One Morning is a sewn hardback book of 244 pages, printed lithographically, with illustrated boards, head and tailbands, and d/w. 300 copies. Book is in new unread condition.
Published by Tartarus Press
About this book:
One Morning is a gothic novel that tells the story of Gour Borough, Pennsylvania via the subjective and interwoven perspectives of twelve women who live there.
“Hagy’s fascinating debut novel . . . takes place over 12 hours starting at midnight, with each hour narrated by one of 12 women living in the dying, former coal mining town of Gour Borough, Pa. . . . Each voice is captivating and distinct, and each adds a new level of urgency that leads to the haunting finale. The big mystery is how the stories will intersect and affect one another. This elegantly told and thought-provoking work deserves a wide audience.” Publishers Weekly
“It’s an astonishing accomplishment, a novel that follows one perception after another to craft a vivid portrait of environmental memory echoing from one decaying life to the next. Disturbing, poignant and alive with the beauty of human struggle trapped in economic runoff, One Morning is a page-turner that ends up haunting the reader.” Rick Kleffel, Narrative Species

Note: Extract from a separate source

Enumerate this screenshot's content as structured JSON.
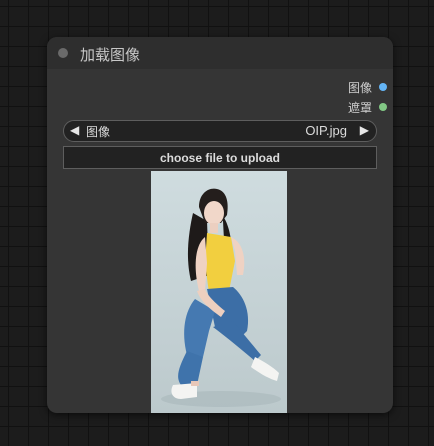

“The novel’s meticulous construction and its flawless narrative make this a most impressive debut. Warning: Don’t read this book alone in an isolated cabin in the woods.” Aurealis #134
Please note: One Morning is a smaller format book than usual, similar to the first printings of The White Hands and Dear Dead Women.
Jessica Hagy is an artist and writer best known for her Webby award-winning webcomic, Indexed and is the author of the illustrated non-fiction books: How to be Fearless, The Humanist’s Devotional, The Art of War Visualized, How to Be Interesting, and Indexed. A prolific fixture in the creative online space, Jessica has been illustrating, consulting, and speaking internationally since 2006. Her work has been described as ‘deceptively simple,’ ‘undeniably brilliant,’ and ‘our favourite reason for the Internet to exist. Her work has been flatteringly featured in Wired, The New York Times, Harvard Business Review, and Forbes, among many others. Her books have been translated into more than a dozen languages.
Jessica Hagy’s fiction focuses on the weird and uncanny elements of our natural and manufactured culture that hide in plain sight, and questions what it means to be haunted: both chemically and culturally.
She lives on the edge of a saltwater bluff in Hansville, Washington, USA.